State Department special representative inspires future diplomats at ASU

October 14, 2016

Shaun Casey, special representative for Religion and Global Affairs at the U.S. State Department, offered ways to “be prepared if the lightning strike comes” to a classroom of Arizona State University politics and global studies students. Casey met with ASU professor Charles Ripley's "Professional Career Development" course during his visit to the Center for the Study of Religion and Conflict on Oct. 6.

Stressing the importance of getting out from behind the desk and into the communities of the places they would be stationed, he told aspiring State Department workers to not be afraid of looking at posts in places that aren’t well-known. “There’s no magic in opening mail and answering phone calls in D.C.,” he said. U.S. Special Representative Shaun Casey U.S. Special Representative Shaun Casey speaking to politics and global studies students. Download Full Image

He discussed his own fascination with the political implications of religion that stemmed from a sense of conflict he felt filling out his draft card as a teenager who was raised as a pacifist. He also touched on the importance of having a liberal arts degree in the State Department, and the difficulties of the transition from working in an academic field to the federal government.

Casey was at ASU to deliver the 2016 lecture for the Marshall Speaker Series on Religion and Conflict. A video of the lecture is available for viewing on the Center's Vimeo site.

Story and photograph by Sarah Jarvis

Terry Williams

Communication and events coordinatior, Center for the Study of Religion and Conflict


ASU political science professors named Foundation Professors

October 14, 2016

ASU political science professors Patrick Kenney and Kim Fridkin have been named Foundation Professors. These distinctions are conferred by the president and provost to honor outstanding faculty.

Kenney, the dean of the College of Liberal Arts and Sciences, has been a professor of political science at ASU since 1986. From 2009 to 2012, Kenney was the founding director of the School of Politics and Global Studies. Newly named Foundation Professors Kim Fridkin and Patrick Kenney. Download Full Image

Kenney received his bachelor's, master's and doctorate from the University of Iowa. Kenney has authored and co-authored articles in the American Political Science Review, American Journal of Political Science, the Journal of Politics and several other journals. He has co-authored three books with Kim Fridkin, "The Spectacle of U.S. Senate Campaigns" (Princeton Press, 1999), "No-Holds Barred: Negativity in U.S. Senate Campaigns" (Prentice Hall, 2004) and "The Changing Face of Representation" (University of Michigan Press, 2014). His research areas are in campaigns, elections, and voting behavior.

“I am humbled to receive this distinction at Arizona State University,” Kenney said. “I appreciate the recognition. Professor Fridkin and I have collaborated over a long period of time, and we enjoy our research a great deal.” 

Kim Fridkin received her bachelor's, master's and doctorate from the University of Michigan.

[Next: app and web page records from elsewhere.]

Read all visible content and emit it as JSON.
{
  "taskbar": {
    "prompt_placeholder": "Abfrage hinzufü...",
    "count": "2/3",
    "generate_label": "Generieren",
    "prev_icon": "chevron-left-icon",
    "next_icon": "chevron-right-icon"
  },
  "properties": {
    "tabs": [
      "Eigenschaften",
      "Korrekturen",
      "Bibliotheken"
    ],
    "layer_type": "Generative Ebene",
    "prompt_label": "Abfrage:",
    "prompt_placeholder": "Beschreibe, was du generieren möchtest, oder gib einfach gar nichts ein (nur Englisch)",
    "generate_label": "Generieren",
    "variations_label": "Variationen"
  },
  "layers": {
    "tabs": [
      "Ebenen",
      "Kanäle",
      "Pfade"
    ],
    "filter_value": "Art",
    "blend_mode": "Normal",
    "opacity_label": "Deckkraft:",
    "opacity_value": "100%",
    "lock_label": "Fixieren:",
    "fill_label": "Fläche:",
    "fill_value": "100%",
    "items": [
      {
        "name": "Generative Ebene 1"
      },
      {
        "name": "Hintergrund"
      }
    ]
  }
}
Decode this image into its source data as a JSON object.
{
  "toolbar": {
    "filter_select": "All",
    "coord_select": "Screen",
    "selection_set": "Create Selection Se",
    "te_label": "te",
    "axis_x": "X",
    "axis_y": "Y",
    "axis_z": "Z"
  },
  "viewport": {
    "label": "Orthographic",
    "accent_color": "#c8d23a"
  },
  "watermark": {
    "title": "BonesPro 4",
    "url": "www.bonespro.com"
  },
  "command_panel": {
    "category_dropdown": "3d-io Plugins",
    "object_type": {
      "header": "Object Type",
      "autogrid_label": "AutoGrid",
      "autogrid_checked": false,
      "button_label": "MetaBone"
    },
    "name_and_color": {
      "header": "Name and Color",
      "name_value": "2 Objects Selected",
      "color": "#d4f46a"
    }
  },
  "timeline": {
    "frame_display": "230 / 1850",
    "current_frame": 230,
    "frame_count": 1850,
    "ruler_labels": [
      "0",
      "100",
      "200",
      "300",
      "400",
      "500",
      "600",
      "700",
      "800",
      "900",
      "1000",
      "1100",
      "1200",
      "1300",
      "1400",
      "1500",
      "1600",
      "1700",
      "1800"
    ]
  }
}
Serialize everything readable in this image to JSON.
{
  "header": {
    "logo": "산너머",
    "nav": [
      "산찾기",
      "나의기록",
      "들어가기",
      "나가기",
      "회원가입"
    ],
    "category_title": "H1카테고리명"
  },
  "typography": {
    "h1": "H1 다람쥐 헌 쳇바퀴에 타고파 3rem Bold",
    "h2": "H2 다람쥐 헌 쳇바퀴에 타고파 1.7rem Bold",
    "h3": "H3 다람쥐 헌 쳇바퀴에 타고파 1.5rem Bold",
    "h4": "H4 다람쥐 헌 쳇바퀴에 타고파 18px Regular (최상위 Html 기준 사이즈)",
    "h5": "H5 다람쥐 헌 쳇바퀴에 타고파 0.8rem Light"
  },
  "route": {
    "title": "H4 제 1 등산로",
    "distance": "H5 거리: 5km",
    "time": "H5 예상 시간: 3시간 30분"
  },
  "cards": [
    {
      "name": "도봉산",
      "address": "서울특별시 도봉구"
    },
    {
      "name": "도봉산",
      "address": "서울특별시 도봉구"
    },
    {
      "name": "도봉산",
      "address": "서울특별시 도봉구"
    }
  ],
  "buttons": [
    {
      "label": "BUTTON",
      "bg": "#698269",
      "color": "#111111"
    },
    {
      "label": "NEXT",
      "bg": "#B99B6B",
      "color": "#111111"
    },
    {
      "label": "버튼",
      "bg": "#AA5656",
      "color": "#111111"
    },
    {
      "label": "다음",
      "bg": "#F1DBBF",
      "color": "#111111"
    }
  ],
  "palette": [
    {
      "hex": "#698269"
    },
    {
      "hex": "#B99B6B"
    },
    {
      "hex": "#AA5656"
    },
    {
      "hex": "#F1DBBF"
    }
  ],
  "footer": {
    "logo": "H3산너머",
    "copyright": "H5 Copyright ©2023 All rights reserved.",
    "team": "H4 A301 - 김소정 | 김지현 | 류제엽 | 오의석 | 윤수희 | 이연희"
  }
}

She began teaching at ASU in 1989. She has written four books; the most recent book, "The Changing Face of Representation: The Gender of U.S. Senators and Constituent Communications," was published by the University of Michigan Press in 2014. She has published numerous articles, including articles in the American Political Science Review, American Journal of Politics, and the Journal of Politics. Her current research interests are negative campaigning, women and politics, and political psychology.

“I am honored to be named as a Foundation Professor,” Fridkin said. “It is very satisfying to be recognized for my research contributions. I am also happy that my co-author for over 20 years, Patrick Kenney, was also recognized as a Foundation Professor at the same time.”

Matt Oxford

Manager of marketing and communications, School of Politics and Global Studies